Task statement: Leaving every picture out, repeat all of the entries below exactly.

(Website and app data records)
BEGIN
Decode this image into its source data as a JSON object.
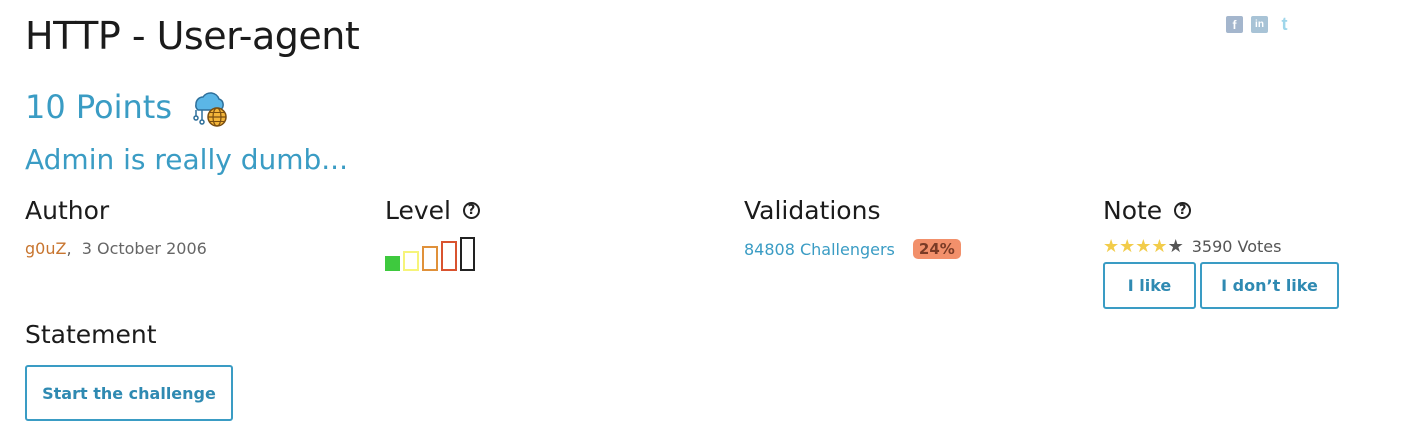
{
  "challenge": {
    "title": "HTTP - User-agent",
    "points": "10 Points",
    "category_icon": "web-server-icon",
    "subtitle": "Admin is really dumb..."
  },
  "social": {
    "icons": [
      "facebook-icon",
      "linkedin-icon",
      "twitter-icon"
    ],
    "facebook": "f",
    "linkedin": "in",
    "twitter": "t"
  },
  "author": {
    "heading": "Author",
    "name": "g0uZ",
    "separator": ",",
    "date": "3 October 2006"
  },
  "level": {
    "heading": "Level",
    "help": "?",
    "current_level": 1,
    "max_level": 5,
    "colors": [
      "#3ec93e",
      "#f6f47a",
      "#e0913a",
      "#d9532f",
      "#222222"
    ]
  },
  "validations": {
    "heading": "Validations",
    "challengers": "84808 Challengers",
    "percent": "24%"
  },
  "note": {
    "heading": "Note",
    "help": "?",
    "rating": 4,
    "max_rating": 5,
    "votes": "3590 Votes",
    "like_label": "I like",
    "dislike_label": "I don’t like"
  },
  "statement": {
    "heading": "Statement",
    "start_label": "Start the challenge"
  }
}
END
Exercise output:
Decode this image into its source data as a JSON object.
{
  "challenge": {
    "title": "HTTP - User-agent",
    "points": "10 Points",
    "category_icon": "web-server-icon",
    "subtitle": "Admin is really dumb..."
  },
  "social": {
    "icons": [
      "facebook-icon",
      "linkedin-icon",
      "twitter-icon"
    ],
    "facebook": "f",
    "linkedin": "in",
    "twitter": "t"
  },
  "author": {
    "heading": "Author",
    "name": "g0uZ",
    "separator": ",",
    "date": "3 October 2006"
  },
  "level": {
    "heading": "Level",
    "help": "?",
    "current_level": 1,
    "max_level": 5,
    "colors": [
      "#3ec93e",
      "#f6f47a",
      "#e0913a",
      "#d9532f",
      "#222222"
    ]
  },
  "validations": {
    "heading": "Validations",
    "challengers": "84808 Challengers",
    "percent": "24%"
  },
  "note": {
    "heading": "Note",
    "help": "?",
    "rating": 4,
    "max_rating": 5,
    "votes": "3590 Votes",
    "like_label": "I like",
    "dislike_label": "I don’t like"
  },
  "statement": {
    "heading": "Statement",
    "start_label": "Start the challenge"
  }
}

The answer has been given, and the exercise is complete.